Banning one size from being shown in campaigns is no more deceptive than banning the use of its scaled opposite. We as an industry, need a wider adoption of size inclusivity at every opportunity: for instance, during model casting for shows, campaigns and editorials. And while it is a brands responsibility to showcase what they see fit for their consumers - it is as equally, if not more important - for consumers to take upon their own means of how they feed into a message. What I'm saying here, is that I think consumers should resonate with companies that preach a message of diversity in all categories: size, shape, color, age, gender, sexual orientation etc.
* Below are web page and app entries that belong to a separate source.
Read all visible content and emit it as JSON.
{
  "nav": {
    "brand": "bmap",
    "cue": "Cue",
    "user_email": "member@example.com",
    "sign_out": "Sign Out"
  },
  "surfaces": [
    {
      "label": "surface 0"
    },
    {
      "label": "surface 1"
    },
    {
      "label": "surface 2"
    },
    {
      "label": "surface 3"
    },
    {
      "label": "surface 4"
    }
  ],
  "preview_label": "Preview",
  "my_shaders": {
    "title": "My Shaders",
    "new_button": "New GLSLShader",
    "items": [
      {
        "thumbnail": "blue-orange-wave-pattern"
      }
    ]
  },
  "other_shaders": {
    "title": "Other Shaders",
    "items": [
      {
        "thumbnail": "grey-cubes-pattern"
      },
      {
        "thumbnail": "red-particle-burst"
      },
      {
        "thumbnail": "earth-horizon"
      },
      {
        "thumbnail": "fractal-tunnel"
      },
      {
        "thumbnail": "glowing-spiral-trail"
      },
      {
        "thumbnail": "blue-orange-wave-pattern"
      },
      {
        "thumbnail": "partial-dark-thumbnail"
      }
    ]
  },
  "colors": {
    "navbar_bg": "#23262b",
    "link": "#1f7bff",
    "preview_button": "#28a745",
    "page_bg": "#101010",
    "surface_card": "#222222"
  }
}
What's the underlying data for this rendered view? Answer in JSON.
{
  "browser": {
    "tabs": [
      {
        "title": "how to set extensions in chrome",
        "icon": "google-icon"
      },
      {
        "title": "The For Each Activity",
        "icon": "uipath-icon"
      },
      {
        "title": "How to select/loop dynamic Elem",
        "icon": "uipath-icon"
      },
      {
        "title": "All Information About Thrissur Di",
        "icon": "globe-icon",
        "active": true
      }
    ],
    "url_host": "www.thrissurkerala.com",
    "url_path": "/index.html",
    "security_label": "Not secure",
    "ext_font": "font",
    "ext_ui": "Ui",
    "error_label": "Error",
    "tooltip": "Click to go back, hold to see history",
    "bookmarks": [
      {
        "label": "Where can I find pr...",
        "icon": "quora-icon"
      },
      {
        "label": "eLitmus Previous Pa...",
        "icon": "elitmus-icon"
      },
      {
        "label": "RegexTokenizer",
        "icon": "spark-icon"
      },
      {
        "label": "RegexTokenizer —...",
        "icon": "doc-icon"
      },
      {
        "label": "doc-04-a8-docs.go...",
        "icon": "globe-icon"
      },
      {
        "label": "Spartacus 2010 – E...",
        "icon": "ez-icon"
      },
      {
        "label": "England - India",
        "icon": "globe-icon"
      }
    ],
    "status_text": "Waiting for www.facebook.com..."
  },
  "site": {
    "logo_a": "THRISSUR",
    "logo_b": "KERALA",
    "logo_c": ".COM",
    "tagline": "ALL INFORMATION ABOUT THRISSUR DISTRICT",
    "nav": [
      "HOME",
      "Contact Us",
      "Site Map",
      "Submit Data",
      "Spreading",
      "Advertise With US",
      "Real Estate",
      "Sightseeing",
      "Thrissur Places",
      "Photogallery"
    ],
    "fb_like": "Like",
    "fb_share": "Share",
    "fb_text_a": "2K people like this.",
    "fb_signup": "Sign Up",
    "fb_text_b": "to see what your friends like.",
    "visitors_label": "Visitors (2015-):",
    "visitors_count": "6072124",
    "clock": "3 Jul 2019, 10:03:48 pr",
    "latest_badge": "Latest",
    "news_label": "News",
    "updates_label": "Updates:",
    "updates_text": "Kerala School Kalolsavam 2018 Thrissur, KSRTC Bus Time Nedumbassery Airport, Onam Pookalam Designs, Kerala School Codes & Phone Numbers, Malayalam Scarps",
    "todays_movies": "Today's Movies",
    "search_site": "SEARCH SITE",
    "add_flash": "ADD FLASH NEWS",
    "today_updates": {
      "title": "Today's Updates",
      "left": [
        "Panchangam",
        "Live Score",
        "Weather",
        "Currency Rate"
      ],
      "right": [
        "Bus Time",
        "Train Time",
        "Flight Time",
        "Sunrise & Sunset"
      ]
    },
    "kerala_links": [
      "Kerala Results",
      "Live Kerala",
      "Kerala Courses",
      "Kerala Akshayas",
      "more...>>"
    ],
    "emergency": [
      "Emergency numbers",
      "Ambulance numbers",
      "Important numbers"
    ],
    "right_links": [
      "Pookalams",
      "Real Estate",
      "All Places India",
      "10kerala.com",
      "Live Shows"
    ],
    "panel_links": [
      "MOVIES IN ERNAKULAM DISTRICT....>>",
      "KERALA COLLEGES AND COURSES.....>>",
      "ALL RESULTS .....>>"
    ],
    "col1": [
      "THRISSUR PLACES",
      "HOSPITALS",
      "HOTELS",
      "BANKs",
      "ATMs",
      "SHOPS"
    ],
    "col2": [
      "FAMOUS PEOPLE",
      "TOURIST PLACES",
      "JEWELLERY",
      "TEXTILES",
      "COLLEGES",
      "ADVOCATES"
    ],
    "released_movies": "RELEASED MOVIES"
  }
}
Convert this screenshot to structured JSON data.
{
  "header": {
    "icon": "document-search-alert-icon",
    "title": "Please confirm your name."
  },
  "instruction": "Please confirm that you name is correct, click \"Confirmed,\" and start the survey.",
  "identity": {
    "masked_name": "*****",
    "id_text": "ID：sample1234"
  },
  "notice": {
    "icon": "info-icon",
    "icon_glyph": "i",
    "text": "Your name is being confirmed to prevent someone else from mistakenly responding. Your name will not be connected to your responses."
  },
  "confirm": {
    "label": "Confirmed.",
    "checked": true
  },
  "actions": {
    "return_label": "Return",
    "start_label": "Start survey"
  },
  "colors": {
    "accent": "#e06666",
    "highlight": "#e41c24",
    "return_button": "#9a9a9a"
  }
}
While brands can change the way they perform (when presented to buyers on a wide scale), it is also their corporate social responsibility and duty to do better when they can. This change is Kerning and LVMH was an action that was stalled on, for far too long. I can't help but to preach; to stick with smaller companies that are doing everything in their power to get it right from the beginning. We are all consumers and you have the choice to take what they're offering, by the sway of their motives, or you can make a choice to move your interest to smaller brands that completely resonate with who you are from the jump.
I don't know about you, but I personally wouldn't continue to monetarily support a brand that was knowingly feeding an unrealistic and unreasonable approach to obtaining their fashion. There is no doubt in my mind, that the standards set by this industry have become an endless circle of rewarding the small, the young and the primarily white, but I think there is even a bigger calling for people to choose where they put their money. Stick with companies who humanize their interests.
While brands should do their part to becoming obtainable for all, consumers should support small brands that have already been prepared to answer the call. Hence – comes forth – us, of the few.
Tyler J. Drinnen, is the Founder and Editor in Chief of iTEM MAGAZINE. His primary goal as a Fashion Creative, is to document fashion history in the streetwear and art sector.
From the lens of an abstract visual content producer, he holds a Bachelor of Arts in Communication and Media Studies from Sonoma State University; where he wrote a weekly Opinion Column for The Star, dabbled with his own radio podcast format, titled Saturday Nite Scandal, and helped to create one of the first Professional Student Lead PR Firms in the USA.
From there on, he continued his work by interning with Sonoma Discoveries Magazine and then shortly after wrote and interned for Fashion School Daily, where he solidified his love for feature writing and working with emerging talents from around the world.
In December of 2016, he received an Honorary Master of Arts in Fashion Journalism from the Academy of Art University – And what an achievement that was, to be the first in his program to have graduated a full semester early – Bringing him to four design oriented degrees in a short five and a half years, nothing will stop him from bringing art of the few, to the eyes of many.
He has worked in the fashion industry for just over a decade, from commercial retail visual management to corporate level ghost writing and consulting. Now, in this exact moment, T.J.D. takes his life public with the independent urban California lifestyle based fashion movement, iTEM MAGAZINE: A Platform For Rising Artists.